They’ve become much more common, but they tend not to work as well with certain types of blood disorders. The reason being which part of our clotting cascade they actually act on. So, they’re great, but they haven’t made coumadin and injectables like heparin obsolete yet.

Dr. Asbjornsen.

Compression stockings

If you need compression stockings, your doctor should tell you the appropriate stocking weight. If not, ask.

A millimeter of mercury reading dictates how much compression you need. Normal compression amounts can be 20 to 30 or 30 to 40. Sometimes it will be lower than 20 for just a casual travel sock, but in the realm of venous disease 20 to 30 is the general starting point.

Dr. Asbjornsen

The key with compression, Dr. Asbjornsen says, is not just how much squeeze you get, but also that the garment fits well. It may take some trial and error to find the right fit, especially if you are very short or tall. Persevere!

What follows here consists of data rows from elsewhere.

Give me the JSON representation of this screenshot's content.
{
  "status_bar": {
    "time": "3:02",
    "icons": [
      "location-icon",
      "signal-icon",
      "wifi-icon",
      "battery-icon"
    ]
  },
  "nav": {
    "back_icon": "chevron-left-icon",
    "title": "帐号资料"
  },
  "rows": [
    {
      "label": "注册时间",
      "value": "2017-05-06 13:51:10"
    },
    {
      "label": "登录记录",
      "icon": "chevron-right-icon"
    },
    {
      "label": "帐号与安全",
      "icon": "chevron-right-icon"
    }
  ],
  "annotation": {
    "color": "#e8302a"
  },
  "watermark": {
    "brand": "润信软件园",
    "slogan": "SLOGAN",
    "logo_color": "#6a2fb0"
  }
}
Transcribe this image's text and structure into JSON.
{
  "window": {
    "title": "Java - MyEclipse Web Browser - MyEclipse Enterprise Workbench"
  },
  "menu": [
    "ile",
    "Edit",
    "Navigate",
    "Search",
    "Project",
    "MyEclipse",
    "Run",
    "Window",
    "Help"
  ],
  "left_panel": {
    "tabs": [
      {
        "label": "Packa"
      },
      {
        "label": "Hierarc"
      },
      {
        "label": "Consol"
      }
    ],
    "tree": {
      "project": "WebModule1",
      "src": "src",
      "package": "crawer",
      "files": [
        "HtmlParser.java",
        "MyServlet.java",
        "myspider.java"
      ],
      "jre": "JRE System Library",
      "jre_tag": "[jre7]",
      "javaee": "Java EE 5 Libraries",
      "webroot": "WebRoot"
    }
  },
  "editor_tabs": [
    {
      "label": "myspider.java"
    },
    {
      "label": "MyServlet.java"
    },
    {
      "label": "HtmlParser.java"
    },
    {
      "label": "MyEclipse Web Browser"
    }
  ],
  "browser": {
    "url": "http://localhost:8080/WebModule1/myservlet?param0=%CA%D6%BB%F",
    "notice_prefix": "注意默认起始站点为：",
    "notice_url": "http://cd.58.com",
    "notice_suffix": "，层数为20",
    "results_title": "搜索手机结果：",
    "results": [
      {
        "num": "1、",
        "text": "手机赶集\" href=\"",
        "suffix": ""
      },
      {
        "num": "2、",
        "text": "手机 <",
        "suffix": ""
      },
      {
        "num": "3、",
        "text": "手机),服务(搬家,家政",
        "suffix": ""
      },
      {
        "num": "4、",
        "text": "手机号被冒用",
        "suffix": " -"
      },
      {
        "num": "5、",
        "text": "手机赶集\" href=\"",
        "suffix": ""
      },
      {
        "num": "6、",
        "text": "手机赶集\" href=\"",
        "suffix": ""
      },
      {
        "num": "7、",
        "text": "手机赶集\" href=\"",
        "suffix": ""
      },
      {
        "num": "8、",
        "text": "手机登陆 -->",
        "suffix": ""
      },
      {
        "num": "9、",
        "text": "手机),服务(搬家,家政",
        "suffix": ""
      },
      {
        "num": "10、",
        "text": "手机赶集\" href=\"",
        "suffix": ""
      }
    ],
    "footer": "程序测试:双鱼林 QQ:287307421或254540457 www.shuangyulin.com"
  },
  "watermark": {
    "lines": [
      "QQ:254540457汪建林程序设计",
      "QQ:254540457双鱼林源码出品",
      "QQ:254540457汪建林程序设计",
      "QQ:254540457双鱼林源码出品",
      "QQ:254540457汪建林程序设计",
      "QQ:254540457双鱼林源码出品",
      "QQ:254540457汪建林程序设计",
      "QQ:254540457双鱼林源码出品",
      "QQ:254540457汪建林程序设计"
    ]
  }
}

Also, when you hear about compression stockings do you immediately think of thick ugly beige ones? These days, your head might spin at the design choices. Donna had to start wearing them again recently and was determined they wouldn’t be black, white, or beige. She’s happy with the whimsical selection she found at a medical supply shop near her home.

Yes, they’re excellent. I have to wear them day and night. I like them a lot!

Donna, my sister-in-law

Final piece of advice

What’s most important for people to know about DVT and PE, says Dr. Asbjornsen, is that if you have a pain in your leg that you can’t explain or some unusual swelling, get it checked out. If you’d like to learn more about DVT, she recommends the website Stop the Clot.